Stored items from a collection
§ §

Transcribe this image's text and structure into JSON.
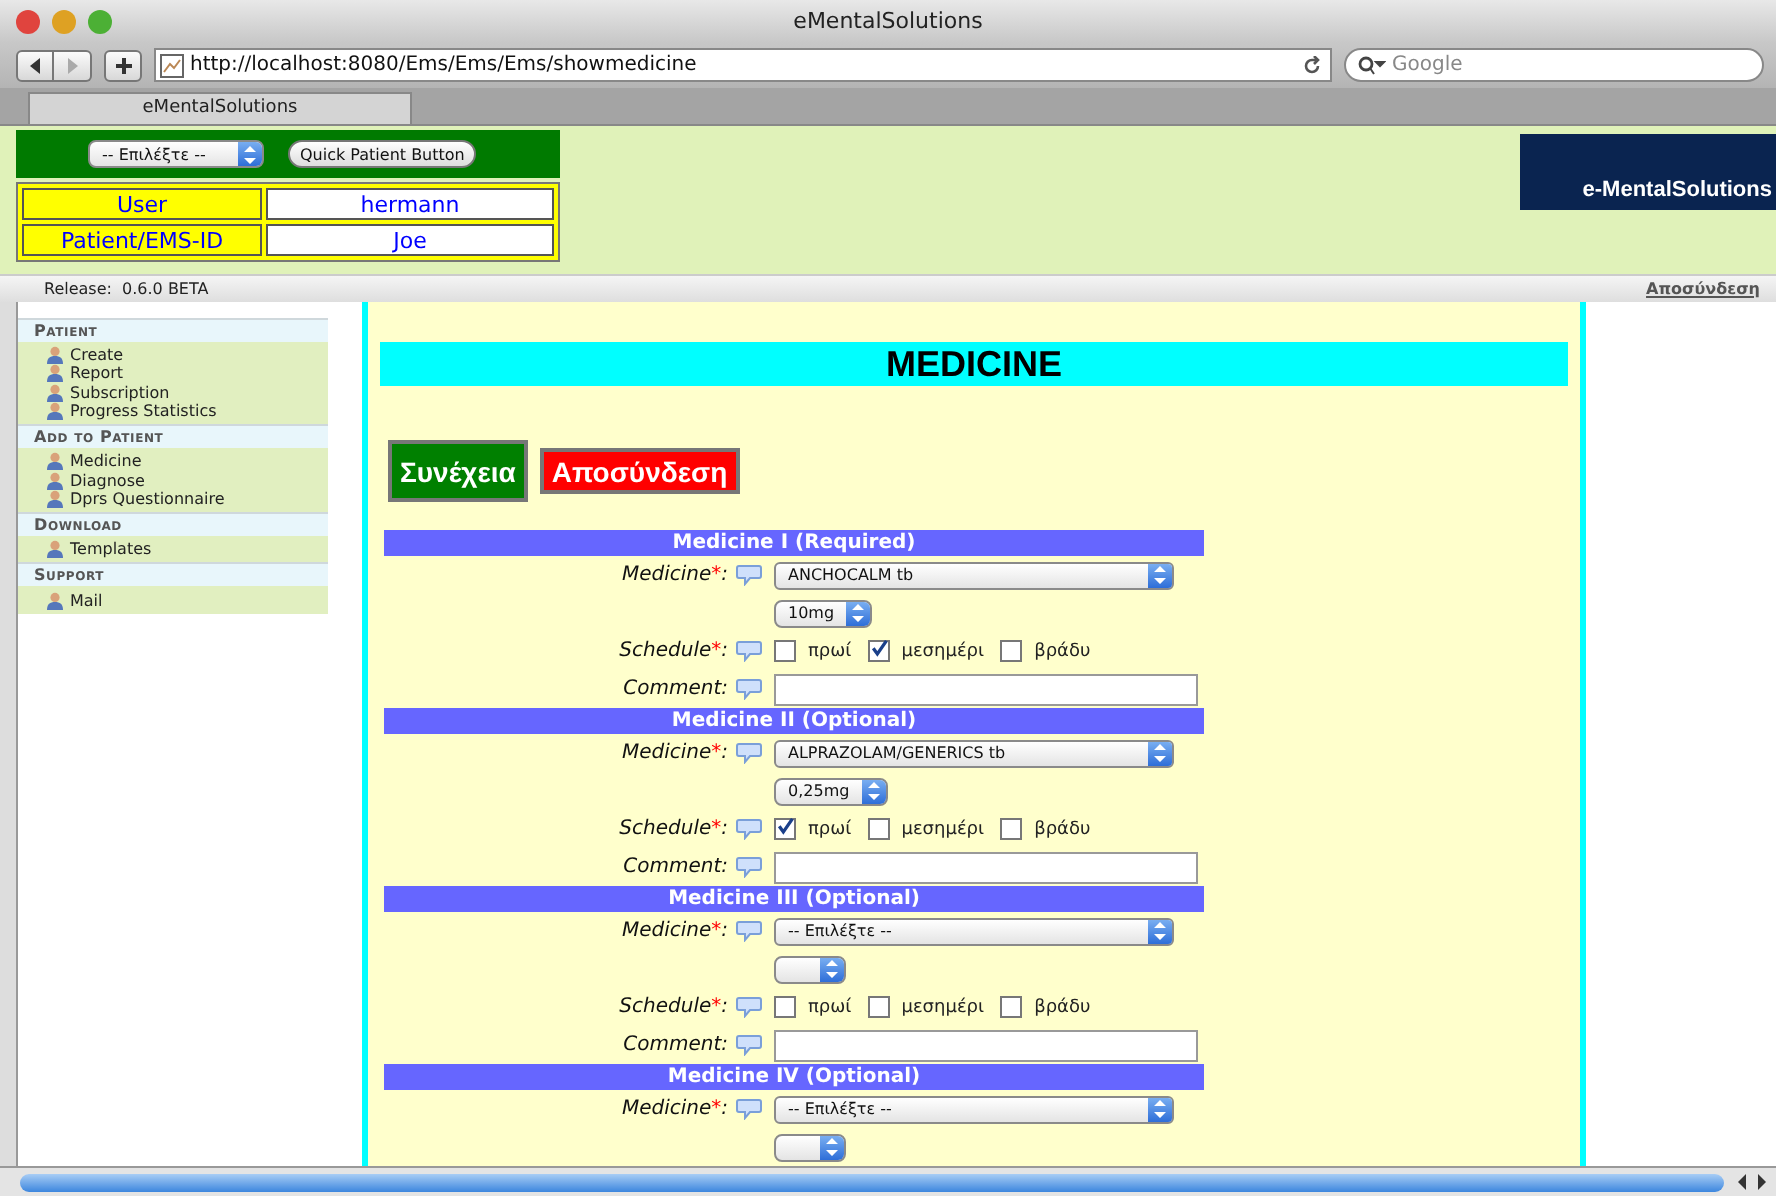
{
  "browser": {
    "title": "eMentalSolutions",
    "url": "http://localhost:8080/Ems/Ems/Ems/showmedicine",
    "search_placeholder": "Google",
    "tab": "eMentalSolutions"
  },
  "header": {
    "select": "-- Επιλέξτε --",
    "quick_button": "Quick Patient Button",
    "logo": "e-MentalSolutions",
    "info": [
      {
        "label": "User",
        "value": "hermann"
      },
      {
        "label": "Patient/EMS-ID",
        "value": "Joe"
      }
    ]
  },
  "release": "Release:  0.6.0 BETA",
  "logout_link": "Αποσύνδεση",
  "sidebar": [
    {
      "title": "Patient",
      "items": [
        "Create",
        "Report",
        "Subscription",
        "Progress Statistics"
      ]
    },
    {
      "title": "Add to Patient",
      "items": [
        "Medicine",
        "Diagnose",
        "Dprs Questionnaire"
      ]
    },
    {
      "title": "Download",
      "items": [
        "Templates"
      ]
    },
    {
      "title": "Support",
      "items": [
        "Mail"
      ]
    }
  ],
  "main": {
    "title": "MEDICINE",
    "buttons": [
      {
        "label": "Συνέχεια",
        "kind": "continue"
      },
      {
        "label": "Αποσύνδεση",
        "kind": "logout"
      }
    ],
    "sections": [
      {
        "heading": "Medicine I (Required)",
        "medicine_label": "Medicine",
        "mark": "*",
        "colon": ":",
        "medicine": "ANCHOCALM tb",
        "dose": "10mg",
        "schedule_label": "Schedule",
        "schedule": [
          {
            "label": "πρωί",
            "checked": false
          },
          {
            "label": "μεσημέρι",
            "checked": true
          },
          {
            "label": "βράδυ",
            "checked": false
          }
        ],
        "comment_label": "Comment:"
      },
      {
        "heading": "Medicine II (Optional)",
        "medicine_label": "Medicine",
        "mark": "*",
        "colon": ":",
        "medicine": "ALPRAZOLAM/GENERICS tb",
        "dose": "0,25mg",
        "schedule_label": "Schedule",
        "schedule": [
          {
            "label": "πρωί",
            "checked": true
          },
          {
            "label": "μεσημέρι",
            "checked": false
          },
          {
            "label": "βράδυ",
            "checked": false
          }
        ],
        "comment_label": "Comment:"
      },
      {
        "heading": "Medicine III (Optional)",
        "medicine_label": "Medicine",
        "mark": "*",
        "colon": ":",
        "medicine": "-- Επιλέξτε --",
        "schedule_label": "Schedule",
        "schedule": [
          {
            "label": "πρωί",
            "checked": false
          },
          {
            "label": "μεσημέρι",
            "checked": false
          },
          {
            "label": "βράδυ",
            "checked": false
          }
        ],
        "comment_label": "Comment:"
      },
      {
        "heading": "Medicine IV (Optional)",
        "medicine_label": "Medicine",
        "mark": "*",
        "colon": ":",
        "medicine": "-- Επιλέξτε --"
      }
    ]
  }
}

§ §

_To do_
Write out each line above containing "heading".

_Task result_
        "heading": "Medicine I (Required)",
        "heading": "Medicine II (Optional)",
        "heading": "Medicine III (Optional)",
        "heading": "Medicine IV (Optional)",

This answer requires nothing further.